● Brief: Every entry should be returned exactly. Omit none of them.
⁂
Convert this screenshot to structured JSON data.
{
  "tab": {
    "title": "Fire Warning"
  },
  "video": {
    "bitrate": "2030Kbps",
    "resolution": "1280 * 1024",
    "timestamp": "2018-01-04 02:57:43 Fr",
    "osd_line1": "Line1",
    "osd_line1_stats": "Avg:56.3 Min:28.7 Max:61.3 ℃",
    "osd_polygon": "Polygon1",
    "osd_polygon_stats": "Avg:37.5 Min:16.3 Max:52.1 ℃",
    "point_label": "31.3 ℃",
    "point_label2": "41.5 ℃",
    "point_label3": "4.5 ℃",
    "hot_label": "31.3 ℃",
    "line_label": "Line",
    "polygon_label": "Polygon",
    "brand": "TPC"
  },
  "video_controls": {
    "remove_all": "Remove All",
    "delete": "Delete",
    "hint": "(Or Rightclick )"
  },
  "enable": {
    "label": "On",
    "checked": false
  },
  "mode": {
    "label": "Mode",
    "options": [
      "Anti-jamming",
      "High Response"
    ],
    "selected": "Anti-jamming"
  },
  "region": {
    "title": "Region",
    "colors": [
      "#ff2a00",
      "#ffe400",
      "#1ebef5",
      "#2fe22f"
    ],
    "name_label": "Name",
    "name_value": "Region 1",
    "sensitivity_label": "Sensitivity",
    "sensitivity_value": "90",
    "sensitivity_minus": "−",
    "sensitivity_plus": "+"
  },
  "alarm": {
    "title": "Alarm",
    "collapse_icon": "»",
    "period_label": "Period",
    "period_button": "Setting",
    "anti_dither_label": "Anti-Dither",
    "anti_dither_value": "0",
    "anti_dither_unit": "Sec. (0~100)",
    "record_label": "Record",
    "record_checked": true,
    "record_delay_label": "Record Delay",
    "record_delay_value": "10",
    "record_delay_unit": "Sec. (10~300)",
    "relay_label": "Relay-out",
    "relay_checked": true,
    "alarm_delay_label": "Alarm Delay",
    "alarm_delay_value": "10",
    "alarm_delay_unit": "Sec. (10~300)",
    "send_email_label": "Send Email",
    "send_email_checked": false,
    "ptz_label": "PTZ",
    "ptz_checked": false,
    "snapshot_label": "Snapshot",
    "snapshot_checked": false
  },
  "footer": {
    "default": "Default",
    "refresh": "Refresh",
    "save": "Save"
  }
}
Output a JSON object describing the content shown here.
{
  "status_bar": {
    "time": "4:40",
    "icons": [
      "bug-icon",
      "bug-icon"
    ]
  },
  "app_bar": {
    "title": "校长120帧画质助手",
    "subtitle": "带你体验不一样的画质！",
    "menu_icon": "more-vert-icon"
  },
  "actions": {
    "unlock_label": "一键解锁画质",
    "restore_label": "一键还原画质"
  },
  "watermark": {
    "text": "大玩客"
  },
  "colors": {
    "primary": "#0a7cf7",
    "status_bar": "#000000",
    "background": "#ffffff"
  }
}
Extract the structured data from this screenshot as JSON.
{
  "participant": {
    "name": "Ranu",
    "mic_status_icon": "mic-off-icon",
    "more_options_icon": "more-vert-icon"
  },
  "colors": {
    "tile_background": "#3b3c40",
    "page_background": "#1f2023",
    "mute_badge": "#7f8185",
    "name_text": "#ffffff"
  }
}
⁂
● Response area:
Convert this screenshot to structured JSON data.
{
  "tab": {
    "title": "Fire Warning"
  },
  "video": {
    "bitrate": "2030Kbps",
    "resolution": "1280 * 1024",
    "timestamp": "2018-01-04 02:57:43 Fr",
    "osd_line1": "Line1",
    "osd_line1_stats": "Avg:56.3 Min:28.7 Max:61.3 ℃",
    "osd_polygon": "Polygon1",
    "osd_polygon_stats": "Avg:37.5 Min:16.3 Max:52.1 ℃",
    "point_label": "31.3 ℃",
    "point_label2": "41.5 ℃",
    "point_label3": "4.5 ℃",
    "hot_label": "31.3 ℃",
    "line_label": "Line",
    "polygon_label": "Polygon",
    "brand": "TPC"
  },
  "video_controls": {
    "remove_all": "Remove All",
    "delete": "Delete",
    "hint": "(Or Rightclick )"
  },
  "enable": {
    "label": "On",
    "checked": false
  },
  "mode": {
    "label": "Mode",
    "options": [
      "Anti-jamming",
      "High Response"
    ],
    "selected": "Anti-jamming"
  },
  "region": {
    "title": "Region",
    "colors": [
      "#ff2a00",
      "#ffe400",
      "#1ebef5",
      "#2fe22f"
    ],
    "name_label": "Name",
    "name_value": "Region 1",
    "sensitivity_label": "Sensitivity",
    "sensitivity_value": "90",
    "sensitivity_minus": "−",
    "sensitivity_plus": "+"
  },
  "alarm": {
    "title": "Alarm",
    "collapse_icon": "»",
    "period_label": "Period",
    "period_button": "Setting",
    "anti_dither_label": "Anti-Dither",
    "anti_dither_value": "0",
    "anti_dither_unit": "Sec. (0~100)",
    "record_label": "Record",
    "record_checked": true,
    "record_delay_label": "Record Delay",
    "record_delay_value": "10",
    "record_delay_unit": "Sec. (10~300)",
    "relay_label": "Relay-out",
    "relay_checked": true,
    "alarm_delay_label": "Alarm Delay",
    "alarm_delay_value": "10",
    "alarm_delay_unit": "Sec. (10~300)",
    "send_email_label": "Send Email",
    "send_email_checked": false,
    "ptz_label": "PTZ",
    "ptz_checked": false,
    "snapshot_label": "Snapshot",
    "snapshot_checked": false
  },
  "footer": {
    "default": "Default",
    "refresh": "Refresh",
    "save": "Save"
  }
}
Output a JSON object describing the content shown here.
{
  "status_bar": {
    "time": "4:40",
    "icons": [
      "bug-icon",
      "bug-icon"
    ]
  },
  "app_bar": {
    "title": "校长120帧画质助手",
    "subtitle": "带你体验不一样的画质！",
    "menu_icon": "more-vert-icon"
  },
  "actions": {
    "unlock_label": "一键解锁画质",
    "restore_label": "一键还原画质"
  },
  "watermark": {
    "text": "大玩客"
  },
  "colors": {
    "primary": "#0a7cf7",
    "status_bar": "#000000",
    "background": "#ffffff"
  }
}
Extract the structured data from this screenshot as JSON.
{
  "participant": {
    "name": "Ranu",
    "mic_status_icon": "mic-off-icon",
    "more_options_icon": "more-vert-icon"
  },
  "colors": {
    "tile_background": "#3b3c40",
    "page_background": "#1f2023",
    "mute_badge": "#7f8185",
    "name_text": "#ffffff"
  }
}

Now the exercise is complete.